England. The first foreign mission was to Toronto, Canada, but England was the first mission overseas from the U.S. Many of the Canadian converts came from England. Heber C. Kimball led a group of missionaries to England in 1837 to teach in Liverpool and Preston; this was the first overseas trip.
Moroni. Oliver Cowdery and Joseph Smith Jr went behind the curtains in the Kirtland Temple during Easter services. They were visited by Jesus Christ, who formally accepted His temple. They were visited by Moses, who gave them the keys to gather Israel. Elias came and "committed the dispensation of the gospel of Abraham." Elijah gave the sealing keys to Joseph and Oliver. This account is recorded as Section 110 of the Doctrine and Covenants.

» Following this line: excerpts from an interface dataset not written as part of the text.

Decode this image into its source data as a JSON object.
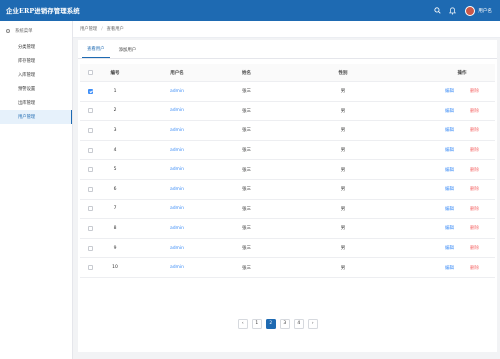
{
  "app": {
    "title": "企业ERP进销存管理系统"
  },
  "header": {
    "username": "用户名"
  },
  "sidebar": {
    "title": "系统菜单",
    "items": [
      {
        "label": "分类管理"
      },
      {
        "label": "库存管理"
      },
      {
        "label": "入库管理"
      },
      {
        "label": "预警设置"
      },
      {
        "label": "出库管理"
      },
      {
        "label": "用户管理"
      }
    ]
  },
  "breadcrumb": {
    "parent": "用户管理",
    "separator": "/",
    "current": "查看用户"
  },
  "tabs": [
    {
      "label": "查看用户"
    },
    {
      "label": "添加用户"
    }
  ],
  "table": {
    "headers": {
      "id": "编号",
      "username": "用户名",
      "name": "姓名",
      "gender": "性别",
      "actions": "操作"
    },
    "edit_label": "编辑",
    "delete_label": "删除",
    "rows": [
      {
        "id": "1",
        "username": "admin",
        "name": "张三",
        "gender": "男",
        "checked": true
      },
      {
        "id": "2",
        "username": "admin",
        "name": "张三",
        "gender": "男",
        "checked": false
      },
      {
        "id": "3",
        "username": "admin",
        "name": "张三",
        "gender": "男",
        "checked": false
      },
      {
        "id": "4",
        "username": "admin",
        "name": "张三",
        "gender": "男",
        "checked": false
      },
      {
        "id": "5",
        "username": "admin",
        "name": "张三",
        "gender": "男",
        "checked": false
      },
      {
        "id": "6",
        "username": "admin",
        "name": "张三",
        "gender": "男",
        "checked": false
      },
      {
        "id": "7",
        "username": "admin",
        "name": "张三",
        "gender": "男",
        "checked": false
      },
      {
        "id": "8",
        "username": "admin",
        "name": "张三",
        "gender": "男",
        "checked": false
      },
      {
        "id": "9",
        "username": "admin",
        "name": "张三",
        "gender": "男",
        "checked": false
      },
      {
        "id": "10",
        "username": "admin",
        "name": "张三",
        "gender": "男",
        "checked": false
      }
    ]
  },
  "pagination": {
    "prev": "‹",
    "next": "›",
    "pages": [
      "1",
      "2",
      "3",
      "4"
    ],
    "current": "2"
  },
  "colors": {
    "header": "#1e6ab2",
    "link": "#3e8ef7",
    "danger": "#f56c6c",
    "active_bg": "#e6f1fb"
  },
  "icons": {
    "search": "search-icon",
    "bell": "bell-icon",
    "menu": "menu-circle-icon"
  }
}
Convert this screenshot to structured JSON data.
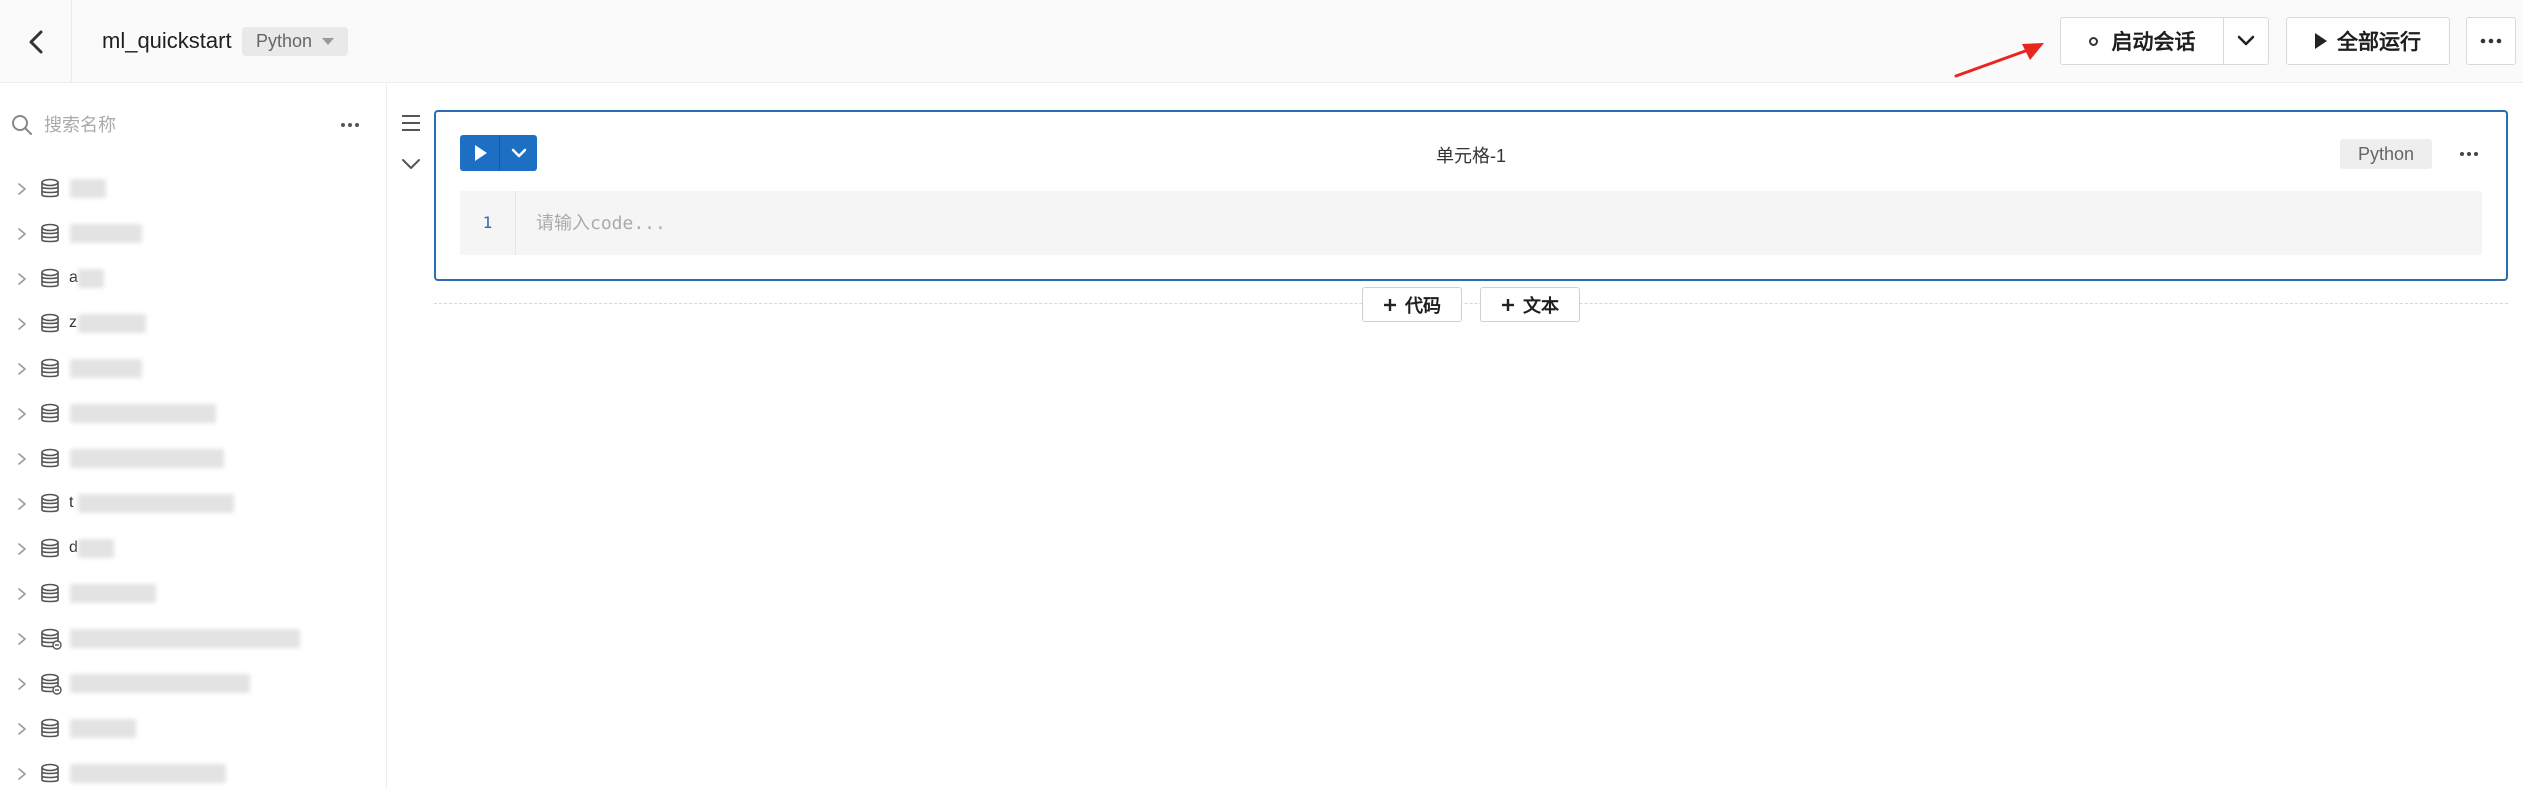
{
  "header": {
    "notebook_title": "ml_quickstart",
    "language_tag": "Python",
    "start_session_label": "启动会话",
    "run_all_label": "全部运行"
  },
  "sidebar": {
    "search_placeholder": "搜索名称",
    "items": [
      {
        "label": "",
        "icon": "database-icon"
      },
      {
        "label": "",
        "icon": "database-icon"
      },
      {
        "label": "a",
        "icon": "database-icon"
      },
      {
        "label": "z",
        "icon": "database-icon"
      },
      {
        "label": "",
        "icon": "database-icon"
      },
      {
        "label": "",
        "icon": "database-icon"
      },
      {
        "label": "",
        "icon": "database-icon"
      },
      {
        "label": "t",
        "icon": "database-icon"
      },
      {
        "label": "d",
        "icon": "database-icon"
      },
      {
        "label": "",
        "icon": "database-icon"
      },
      {
        "label": "",
        "icon": "database-link-icon"
      },
      {
        "label": "",
        "icon": "database-link-icon"
      },
      {
        "label": "",
        "icon": "database-icon"
      },
      {
        "label": "",
        "icon": "database-icon"
      }
    ]
  },
  "cell": {
    "title": "单元格-1",
    "language": "Python",
    "line_number": "1",
    "code_placeholder": "请输入code..."
  },
  "add_buttons": {
    "code_label": "代码",
    "text_label": "文本"
  },
  "colors": {
    "accent": "#1c6fc2",
    "cell_border": "#2a6db5",
    "annotation_arrow": "#e8261f"
  }
}
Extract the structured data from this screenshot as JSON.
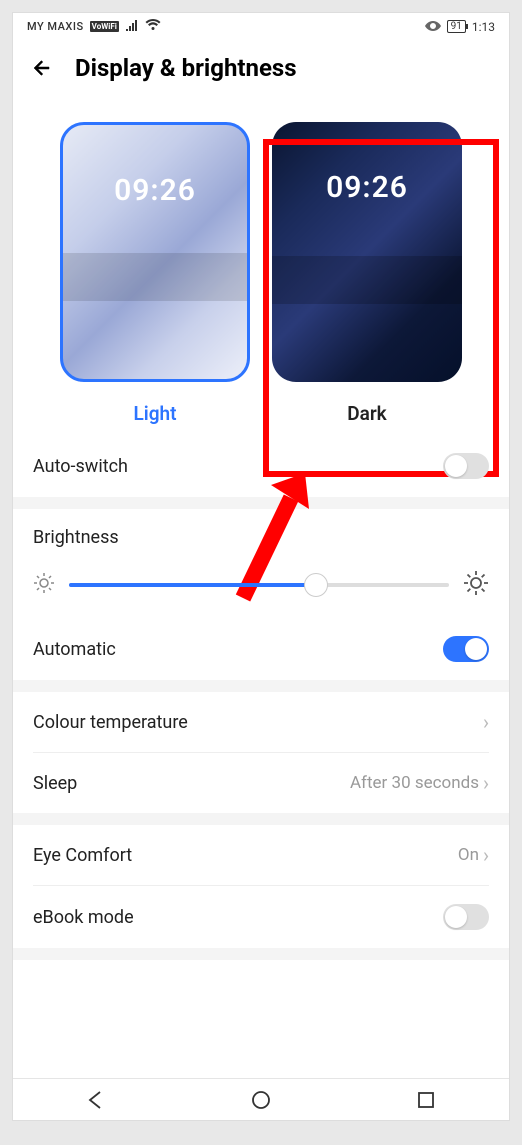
{
  "status": {
    "carrier": "MY MAXIS",
    "vowifi": "VoWiFi",
    "battery": "91",
    "time": "1:13"
  },
  "header": {
    "title": "Display & brightness"
  },
  "themes": {
    "light": {
      "label": "Light",
      "preview_time": "09:26"
    },
    "dark": {
      "label": "Dark",
      "preview_time": "09:26"
    }
  },
  "rows": {
    "auto_switch": "Auto-switch",
    "brightness": "Brightness",
    "automatic": "Automatic",
    "colour_temperature": "Colour temperature",
    "sleep": {
      "label": "Sleep",
      "value": "After 30 seconds"
    },
    "eye_comfort": {
      "label": "Eye Comfort",
      "value": "On"
    },
    "ebook_mode": "eBook mode"
  },
  "toggles": {
    "auto_switch": false,
    "automatic": true,
    "ebook_mode": false
  },
  "slider": {
    "brightness_percent": 65
  }
}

yes. Several parts of the temple were dedicated early on - the baptistery in November 1841, the chapel and upstairs rooms in the winter of 1845 - but the whole temple was not dedicated until May 1, 1846, after most of the Saints had already left Nauvoo and were making their way across Iowa.
The temple was burned in 1848, then the remains were destroyed by tornado in 1850. But it was rebuilt in 1999, President Gordon B Hinckley announced it would be re-built. It was dedicated June 27, 2002.
|After the death of Joseph, the Nauvoo Charter was revoked by the Government of Illinois. At Brigham Young's urging, what was the city's name changed to?||LDS Church History - Nauvoo
City of Joseph. Brigham suggested the name to honor Joseph Smith and all the work he had done to build such an amazing city. In only five years the place had gone from a few houses in a small settlement to one of the largest cities in Illinois, complete with brick homes, hundreds of businesses, a temple in progress, two ferry landings, boardwalk streets and much more.
Because they had no charter, they could not have an official police force. Instead, men stood watch at night to stop criminals and mobs from ransacking houses. During the day, unsavory men were followed by the "whistling and whittling brigade", a group of boys that would follow them around, whistling, but never talking, until the man would leave town.